A REGULATOR’S GUIDEBOOK: Calculating the Benefits and Costs of Distributed Solar Generation Interstate Renewable Energy Council, Inc.
About the Authors Interstate Renewable Energy Council Jason B. Keyes, Partner, Keyes, Fox & Wiedman, LLP. Mr. Keyes has represented the Interstate Renewable Energy Council in state utility commission rulemakings regarding net energy metering for the past six years. Prior to becoming an attorney, he managed government contracts for a solar energy R&D company and developed load forecasts and related portions of integrated resource plans at a large electric utility. Mr. Keyes can be reached at [email protected]
Rábago Energy LLC. Karl R. Rábago, Principal. Mr. Rábago is an attorney with more than 20 years experience in utility regulation and clean energy, including as a former utility executive with Austin Energy and the AES Corporation, Commissioner for the Texas Public Utility Commission, and Deputy Assistant Secretary for the U.S. Department of Energy. Mr. Rábago can be reached at [email protected]
Executive Summary As distributed solar generation (“DSG”) system prices continue to fall and this energy resource becomes more accessible thanks to financing options and regulatory programs, regulators, utilities and other stakeholders are increasingly interested in investigating DSG benefits and costs. Understandably, regulators seek to understand whether policies, such as net energy metering (“NEM”), put in place to encourage adoption of DSG are appropriate and cost-effective. This paper first offers lessons learned from the 16 regional and utility-specific DSG studies summarized in a recent review by the Rocky Mountain Institute (“RMI”),1 and then proposes a standardized valuation methodology for public utility commissions to consider implementing in future studies. As RMI’s meta-study shows, recent DSG studies have varied widely due to differences in study assumptions, key parameters, and methodologies. A stark example came to light in early 2013 in Arizona, where two DSG benefit and cost studies were released in consecutive order by that State’s largest utility and then by the solar industry. The utility-funded study showed a net solar value of less than four cents per kilowatt-hour (“kWh”), while the industryfunded study found a value in excess of 21 cents per kWh. A standard methodology would be helpful as legislators, regulators and the public attempt to determine whether to curtail or expand DSG policies. Valuations vary by utility, but the authors contend that valuation methodologies should not. The authors suggest standardized approaches for the various benefits and costs, and explain how to calculate them regardless of the structure of the program or rate in which this valuation is used. Whether considering net NEM, value of solar tariffs, fixed-rate feed-in tariffs, or incentive programs, parties will always want to determine the value provided by DSG. The authors seek to fill that need, without endorsing any particular DSG policy in this paper.
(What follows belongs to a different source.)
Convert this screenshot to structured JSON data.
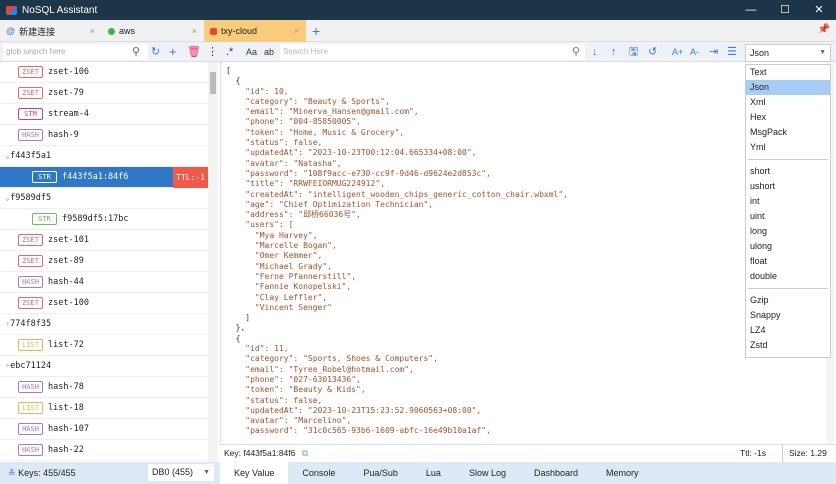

Major Conclusions Three conclusions stand out based on their potential to impact valuations: •
DSG primarily offsets combined-cycle natural gas facilities, which should be reflected in avoided energy costs.
DSG installations are predictable and should be included in utility forecasts of capacity needs, so DSG should be credited with a capacity value upon interconnection.
The societal benefits of DSG policies, such as job growth, health benefits and environmental benefits, should be included in valuations, as these were typically among the reasons for policy enactment in the first place.
1 A Review of Solar PV Benefit & Cost Studies (RMI), July 2013 (“RMI 2013 Study”), available at http://www.rmi.org/elab_empower.
There is an acute need for a standardized approach to distributed sola